Despite Karzai’s attempt at damage control, including a telephone conversation with Secretary of State Hillary Rodham Clinton, his allegations laid bare the growing mistrust between the Afghan government and its international partners as the United States and NATO try to turn back the Taliban.

Karzai’s speech Thursday also heightened his ongoing political power struggle with an increasingly independent-minded parliament, which has refused to confirm nearly half of his Cabinet nominees because they were allegedly incompetent, corrupt or too weak to resist pressure from powerful people.

During the speech, Karzai lashed out against the U.N. and the international community, accusing them of perpetrating a “vast fraud” in last year’s presidential election as part of a conspiracy to deny him re-election or tarnish his victory.

Karzai also suggested that parliament members who threw out a presidential decree strengthening his power over the election process were serving foreign interests.

That drew a sharp rebuke Saturday from Yunus Qanooni, speaker of the lower house of parliament.
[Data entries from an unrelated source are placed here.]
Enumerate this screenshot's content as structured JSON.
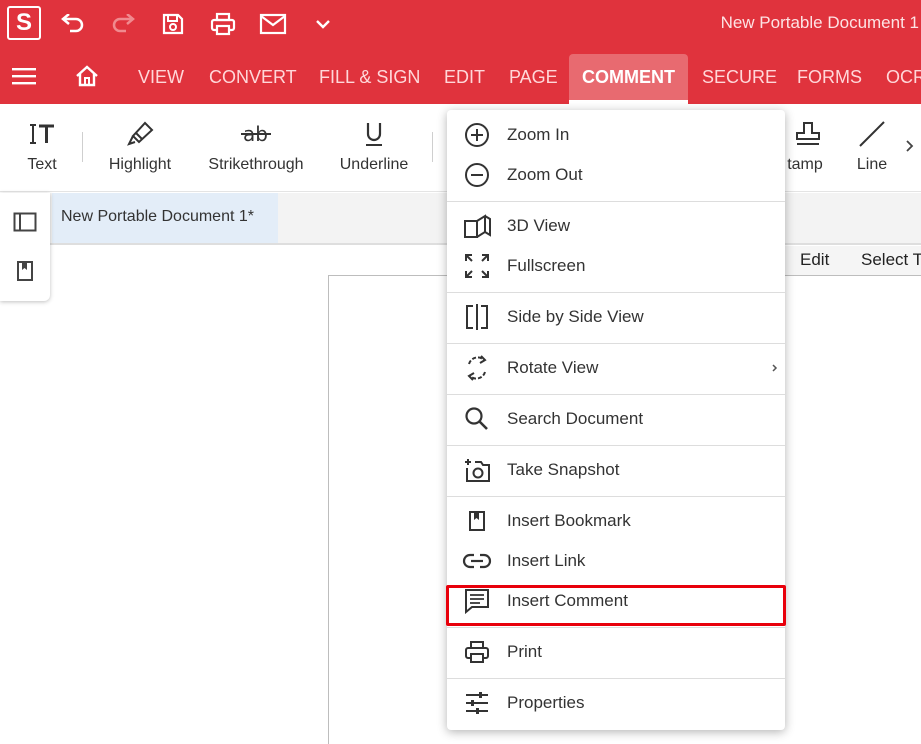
{
  "app": {
    "logo_letter": "S",
    "document_title": "New Portable Document 1"
  },
  "menu_tabs": [
    {
      "label": "VIEW"
    },
    {
      "label": "CONVERT"
    },
    {
      "label": "FILL & SIGN"
    },
    {
      "label": "EDIT"
    },
    {
      "label": "PAGE"
    },
    {
      "label": "COMMENT",
      "active": true
    },
    {
      "label": "SECURE"
    },
    {
      "label": "FORMS"
    },
    {
      "label": "OCR"
    }
  ],
  "ribbon_tools": [
    {
      "label": "Text",
      "icon": "text-tool-icon"
    },
    {
      "label": "Highlight",
      "icon": "highlighter-icon"
    },
    {
      "label": "Strikethrough",
      "icon": "strikethrough-icon"
    },
    {
      "label": "Underline",
      "icon": "underline-icon"
    },
    {
      "label": "tamp",
      "icon": "stamp-icon"
    },
    {
      "label": "Line",
      "icon": "line-icon"
    }
  ],
  "document_tab": {
    "label": "New Portable Document 1*"
  },
  "secondary_toolbar": {
    "edit_label": "Edit",
    "select_label": "Select T"
  },
  "dropdown_menu": {
    "items": [
      {
        "label": "Zoom In",
        "icon": "zoom-in-icon"
      },
      {
        "label": "Zoom Out",
        "icon": "zoom-out-icon"
      },
      {
        "label": "3D View",
        "icon": "3d-view-icon"
      },
      {
        "label": "Fullscreen",
        "icon": "fullscreen-icon"
      },
      {
        "label": "Side by Side View",
        "icon": "side-by-side-icon"
      },
      {
        "label": "Rotate View",
        "icon": "rotate-icon",
        "has_submenu": true
      },
      {
        "label": "Search Document",
        "icon": "search-icon"
      },
      {
        "label": "Take Snapshot",
        "icon": "camera-icon"
      },
      {
        "label": "Insert Bookmark",
        "icon": "bookmark-icon"
      },
      {
        "label": "Insert Link",
        "icon": "link-icon"
      },
      {
        "label": "Insert Comment",
        "icon": "comment-icon",
        "highlighted": true
      },
      {
        "label": "Print",
        "icon": "print-icon"
      },
      {
        "label": "Properties",
        "icon": "properties-icon"
      }
    ]
  },
  "colors": {
    "brand_red": "#e0333d",
    "active_tab": "#e86a70",
    "highlight_outline": "#e8000b"
  }
}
“This is the house of the people and all the members have been elected,” Qanooni told parliament. “It’s not possible that we would be influenced by foreigners.”